I continue to enjoy Veronika’s company, both within our established sub-group and during occasional, fleeting one-on-one moments such as this. I was also quite taken with her choice of swimwear, which I might elaborate on were I not an anointed gentleman of the British realm. That said, I still can’t be sure whether she and Flo are an item. They don’t outwardly express affection in excess of ‘friendly’, but then perhaps that’s par-for-the-course for German couples. I don’t know; I do care, but I can’t figure out a way to enquire that wouldn’t overtly outlay some ulterior aspiration. Speaking of Flo, he had neglected to bring any swimwear with him so had remained on the beach, but soon grew envious of the jollity on display so ventured into the sea in his underwear; a brave fashion choice that placed him in the highest echelons of body-confidence.

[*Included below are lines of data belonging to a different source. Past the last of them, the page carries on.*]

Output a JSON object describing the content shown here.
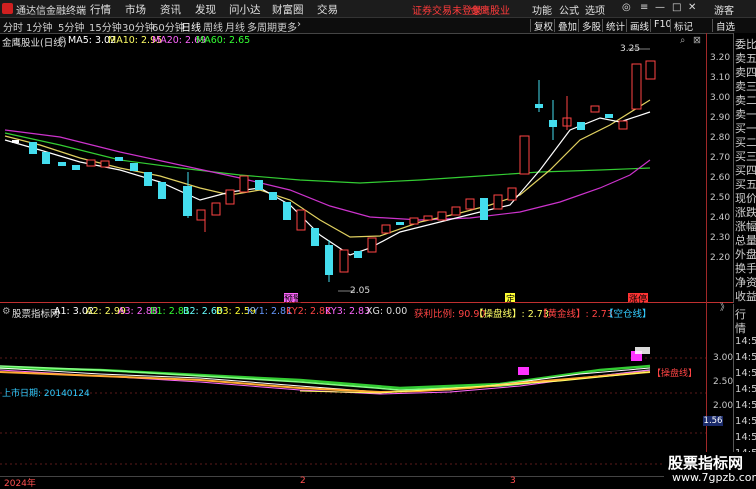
{
  "titlebar": {
    "app_name": "通达信金融终端",
    "menus": [
      "行情",
      "市场",
      "资讯",
      "发现",
      "问小达",
      "财富圈",
      "交易"
    ],
    "login_notice": "证券交易未登录",
    "account": "金鹰股业",
    "right_menus": [
      "功能",
      "公式",
      "选项"
    ],
    "guest": "游客"
  },
  "toolbar": {
    "periods": [
      "分时",
      "1分钟",
      "5分钟",
      "15分钟",
      "30分钟",
      "60分钟",
      "日线",
      "周线",
      "月线",
      "多周期",
      "更多"
    ],
    "selected": "日线",
    "right_buttons": [
      "复权",
      "叠加",
      "多股",
      "统计",
      "画线",
      "F10",
      "标记",
      "自选"
    ]
  },
  "main_chart": {
    "stock_label": "金鹰股业(日线)",
    "ma": [
      {
        "label": "MA5:",
        "value": "3.02",
        "color": "#ffffff"
      },
      {
        "label": "MA10:",
        "value": "2.95",
        "color": "#ffff66"
      },
      {
        "label": "MA20:",
        "value": "2.69",
        "color": "#ff66ff"
      },
      {
        "label": "MA60:",
        "value": "2.65",
        "color": "#33ff33"
      }
    ],
    "y_ticks": [
      "3.20",
      "3.10",
      "3.00",
      "2.90",
      "2.80",
      "2.70",
      "2.60",
      "2.50",
      "2.40",
      "2.30",
      "2.20"
    ],
    "high_label": "3.25",
    "low_label": "2.05",
    "signals": [
      {
        "text": "预警",
        "color": "#ff66ff"
      },
      {
        "text": "定",
        "color": "#ffff33"
      },
      {
        "text": "涨停",
        "color": "#ff3333"
      }
    ],
    "icons": [
      "search-icon",
      "close-icon"
    ]
  },
  "right_panel": {
    "items": [
      "委比",
      "卖五",
      "卖四",
      "卖三",
      "卖二",
      "卖一",
      "买一",
      "买二",
      "买三",
      "买四",
      "买五",
      "现价",
      "涨跌",
      "涨幅",
      "总量",
      "外盘",
      "换手",
      "净资",
      "收益"
    ],
    "lower_items": [
      "行",
      "情",
      "14:5",
      "14:5",
      "14:5",
      "14:5",
      "14:5",
      "14:5",
      "14:5",
      "14:5"
    ]
  },
  "indicator": {
    "name": "股票指标网",
    "values": [
      {
        "text": "A1: 3.02",
        "color": "#ffffff"
      },
      {
        "text": "A2: 2.99",
        "color": "#ffff66"
      },
      {
        "text": "A3: 2.88",
        "color": "#ff66ff"
      },
      {
        "text": "B1: 2.81",
        "color": "#33ff33"
      },
      {
        "text": "B2: 2.60",
        "color": "#66ffff"
      },
      {
        "text": "B3: 2.59",
        "color": "#ffff33"
      },
      {
        "text": "KY1: 2.81",
        "color": "#6699ff"
      },
      {
        "text": "KY2: 2.82",
        "color": "#ff4444"
      },
      {
        "text": "KY3: 2.83",
        "color": "#ff66ff"
      },
      {
        "text": "XG: 0.00",
        "color": "#dddddd"
      },
      {
        "text": "获利比例: 90.90",
        "color": "#ff4444"
      },
      {
        "text": "【操盘线】: 2.73",
        "color": "#ffff66"
      },
      {
        "text": "【黄金线】: 2.73",
        "color": "#ff4444"
      },
      {
        "text": "【空仓线】",
        "color": "#33ccff"
      }
    ],
    "y_ticks": [
      "3.00",
      "2.50",
      "2.00"
    ],
    "listing_date": "上市日期: 20140124",
    "inline_label": "【操盘线】",
    "value_tag": "1.56",
    "chevron": "》"
  },
  "x_axis": {
    "labels": [
      "2024年",
      "2",
      "3"
    ]
  },
  "watermark": {
    "title": "股票指标网",
    "url": "www.7gpzb.com"
  }
}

After the beach, a bunch of us went once again for a group-soak in the hostel’s bath-house. As before, this entailed sex-segregation and obligatory full nudity, guaranteeing the inevitable movie adaptation of this blog will need significant edits to achieve a family-friendly classification rating. But this wasn’t a problem; any mild reticence from our first-time alleviated by a sense of habituality. With this repeated mention and undeniable thematic recurrence of male form and body-image you’d think I’d have something profound to say about the modern-day societal pressures imposed on men, the prevalence of gender-norm expectations and the inescapable, harmful impact toxic masculinity has on the world at large. But I don’t.

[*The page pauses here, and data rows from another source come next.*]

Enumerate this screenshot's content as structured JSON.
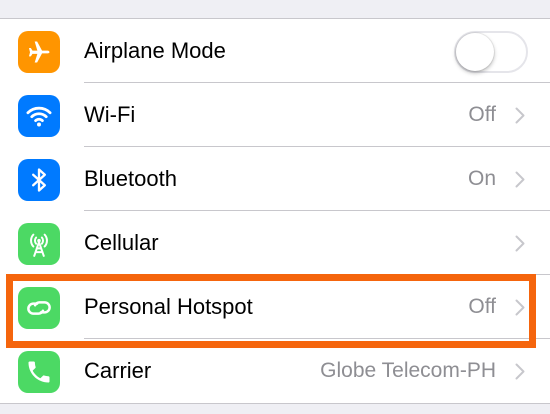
{
  "colors": {
    "airplane": "#ff9500",
    "wifi": "#007aff",
    "bluetooth": "#007aff",
    "cellular": "#4cd964",
    "hotspot": "#4cd964",
    "carrier": "#4cd964",
    "highlight": "#f5650d",
    "value_text": "#8e8e93"
  },
  "settings": {
    "rows": [
      {
        "label": "Airplane Mode",
        "icon": "airplane-icon",
        "control": "toggle",
        "toggle_on": false
      },
      {
        "label": "Wi-Fi",
        "value": "Off",
        "icon": "wifi-icon"
      },
      {
        "label": "Bluetooth",
        "value": "On",
        "icon": "bluetooth-icon"
      },
      {
        "label": "Cellular",
        "value": "",
        "icon": "cellular-icon"
      },
      {
        "label": "Personal Hotspot",
        "value": "Off",
        "icon": "hotspot-icon",
        "highlighted": true
      },
      {
        "label": "Carrier",
        "value": "Globe Telecom-PH",
        "icon": "phone-icon"
      }
    ]
  }
}
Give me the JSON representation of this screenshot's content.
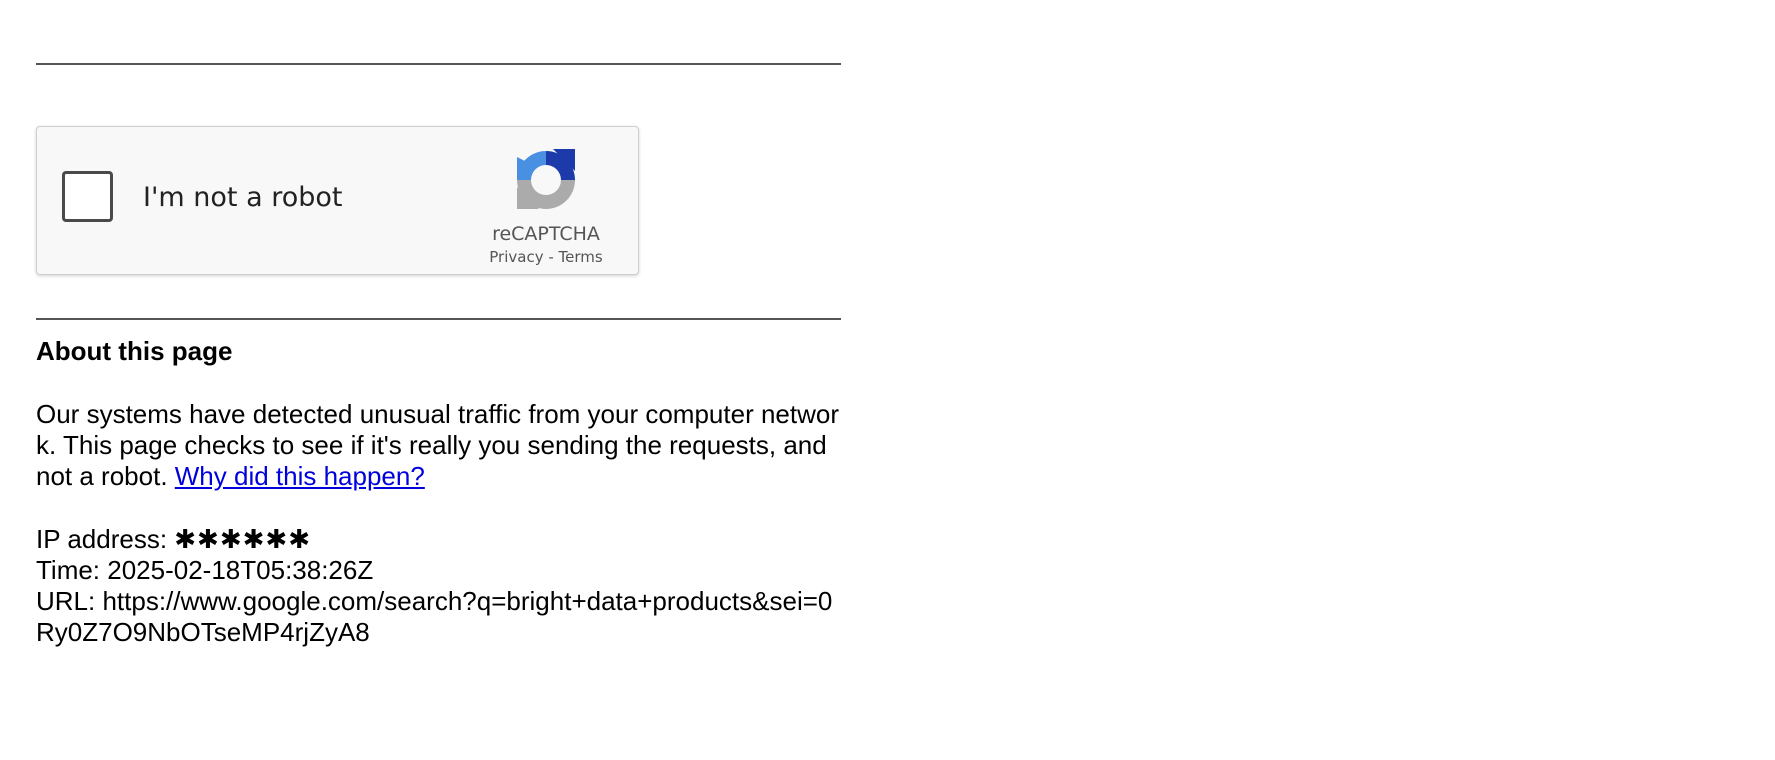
{
  "captcha": {
    "checkbox_label": "I'm not a robot",
    "brand": "reCAPTCHA",
    "privacy_link": "Privacy",
    "separator": " - ",
    "terms_link": "Terms"
  },
  "about": {
    "title": "About this page",
    "text": "Our systems have detected unusual traffic from your computer network. This page checks to see if it's really you sending the requests, and not a robot. ",
    "link": "Why did this happen?"
  },
  "info": {
    "ip_label": "IP address: ",
    "ip_value": "✱✱✱✱✱✱",
    "time_label": "Time: ",
    "time_value": "2025-02-18T05:38:26Z",
    "url_label": "URL: ",
    "url_value": "https://www.google.com/search?q=bright+data+products&sei=0Ry0Z7O9NbOTseMP4rjZyA8"
  },
  "colors": {
    "link": "#0000dd",
    "recaptcha_blue_dark": "#1c3aa9",
    "recaptcha_blue_light": "#4a90e2",
    "recaptcha_gray": "#ababab"
  }
}
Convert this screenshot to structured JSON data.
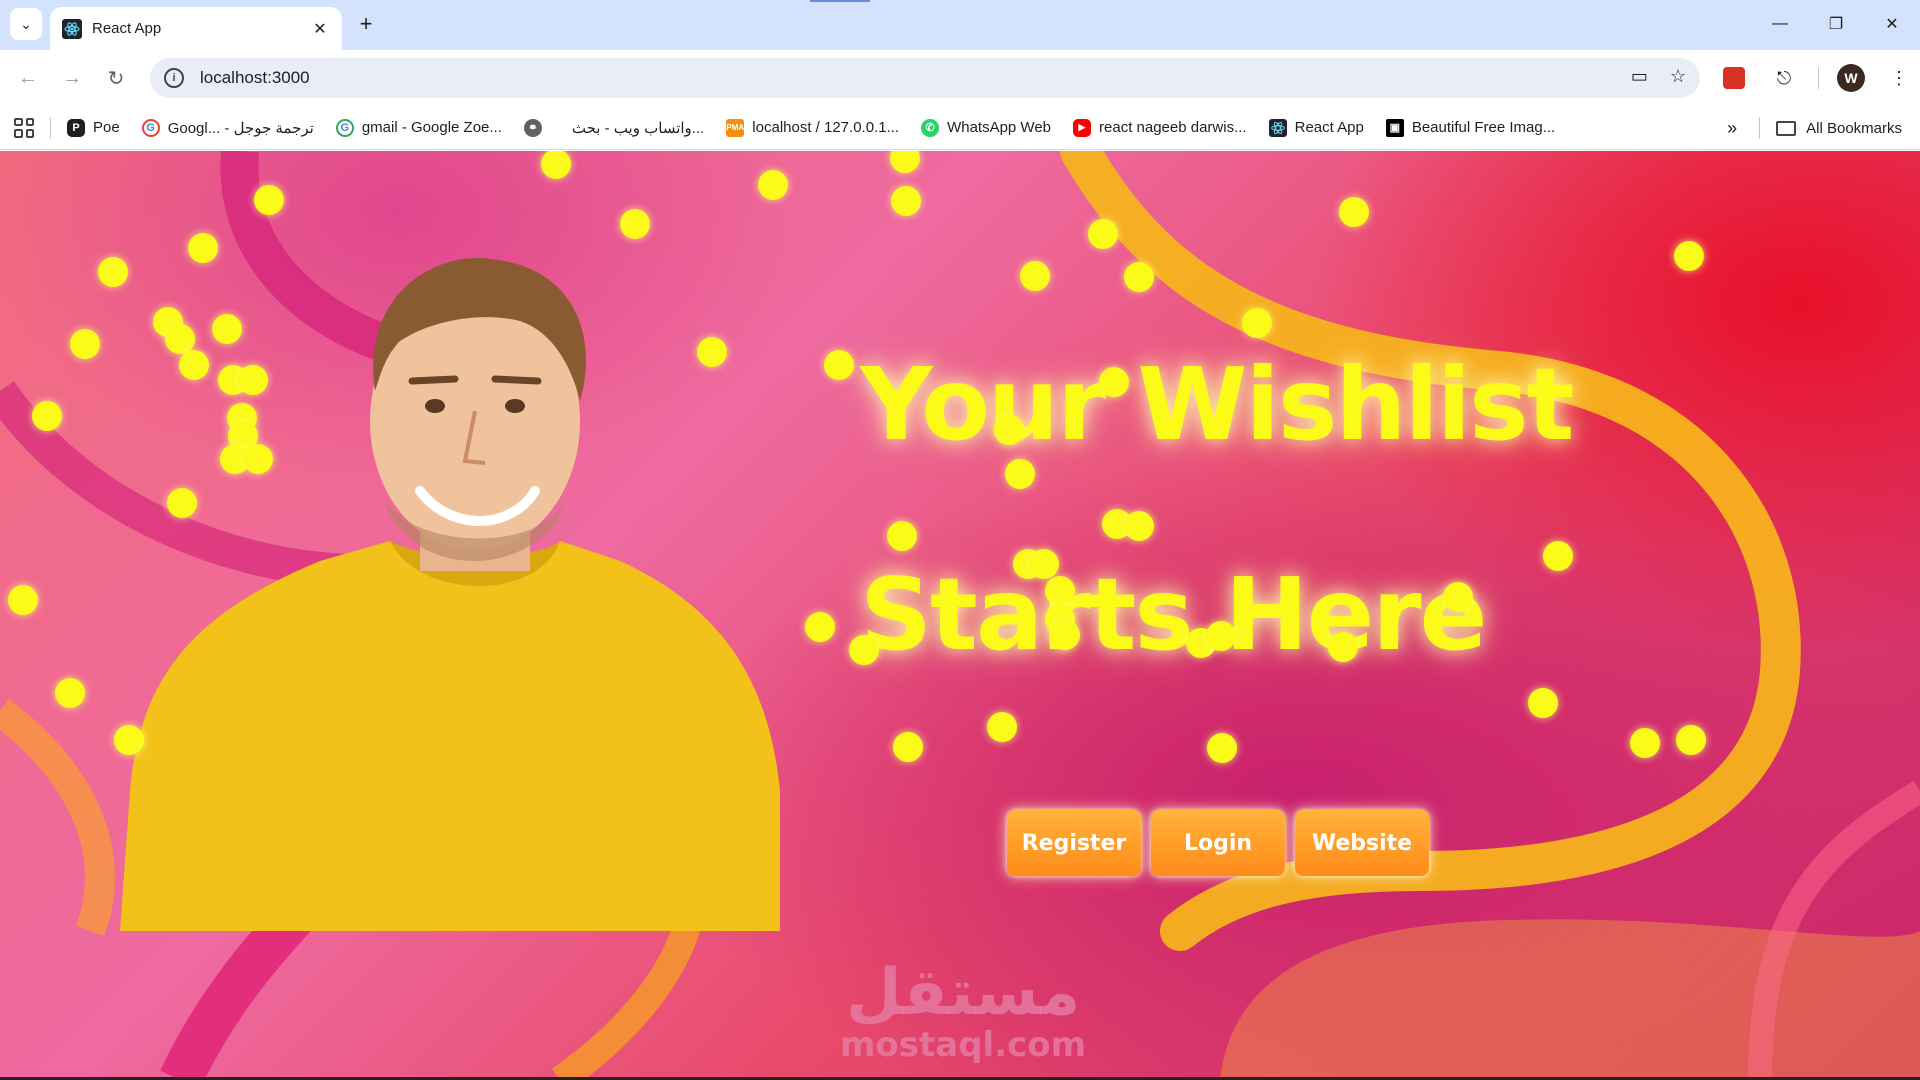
{
  "browser": {
    "tab": {
      "title": "React App",
      "close_icon": "close-icon"
    },
    "new_tab_icon": "plus-icon",
    "window_controls": [
      "minimize-icon",
      "restore-icon",
      "close-icon"
    ],
    "omnibox": {
      "url": "localhost:3000"
    },
    "profile_initial": "W",
    "bookmarks": [
      {
        "label": "Poe",
        "icon": "poe-icon",
        "color": "#1f1f1f"
      },
      {
        "label": "Googl... - ترجمة جوجل",
        "icon": "google-icon",
        "color": "#4285f4"
      },
      {
        "label": "gmail - Google Zoe...",
        "icon": "google-icon",
        "color": "#4285f4"
      },
      {
        "label": "",
        "icon": "globe-icon",
        "color": "#5f6368"
      },
      {
        "label": "واتساب ويب - بحث...",
        "icon": "",
        "color": ""
      },
      {
        "label": "localhost / 127.0.0.1...",
        "icon": "phpmyadmin-icon",
        "color": "#f29111"
      },
      {
        "label": "WhatsApp Web",
        "icon": "whatsapp-icon",
        "color": "#25d366"
      },
      {
        "label": "react nageeb darwis...",
        "icon": "youtube-icon",
        "color": "#ff0000"
      },
      {
        "label": "React App",
        "icon": "react-icon",
        "color": "#20232a"
      },
      {
        "label": "Beautiful Free Imag...",
        "icon": "unsplash-icon",
        "color": "#000000"
      }
    ],
    "all_bookmarks": "All Bookmarks"
  },
  "hero": {
    "title_line1": "Your Wishlist",
    "title_line2": "Starts Here",
    "buttons": {
      "register": "Register",
      "login": "Login",
      "website": "Website"
    }
  },
  "watermark": {
    "arabic": "مستقل",
    "latin": "mostaql.com"
  },
  "colors": {
    "accent_yellow": "#fbfa19",
    "button_orange": "#ff8a1a",
    "tab_strip": "#d3e3fd"
  }
}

In the evening hours we all congregated in the hostel’s common area, cooked (or simply ate) our pre-purchased food and just generally co-existed together with the generic socialising and conversation so frequently associated with such gatherings. As most people peeled off to bed, a group of us remained up until the late/early hours, with the main conversation topic seemingly being the attempted explanation of British humour to the Germans, by way of listing and detailing the premises of popular comedy shows from the last fifty-or-so-years.
There was concurrence on the amusement value of Monty Python, though upon mention of the ‘Fliegender Zirkus’ special shows the troupe had produced specifically for the German audience I was surprised to find that they preferred the German-dubbed, original English production. I’m told that the Lumberjack song in particular is far more amusing in the German translation as opposed to the Michael Palin reciting-phonetically-transcribed-German version. Despite the Python link, they hadn’t heard of Fawlty Towers so we attempted in earnest to convey both Torquay and the particular hilarity of the ‘Germans’ episode, though I don’t think we sufficiently sold it. Whilst, somewhat ironically, this description of describing classic comedy is rather flat, as a topic on which I feel fairly schooled I found this evening to be a tremendously enjoyable cultural exchange. Although I stopped short of mentioning ‘Allo Allo’, which is questionable in terms of its portrayal of Germans but, more importantly, really isn’t very funny or well written and as such any endorsement by myself would tarnish my established taste in terms of all things comedic.
I mean, I mentioned it once, but I think I got away with it…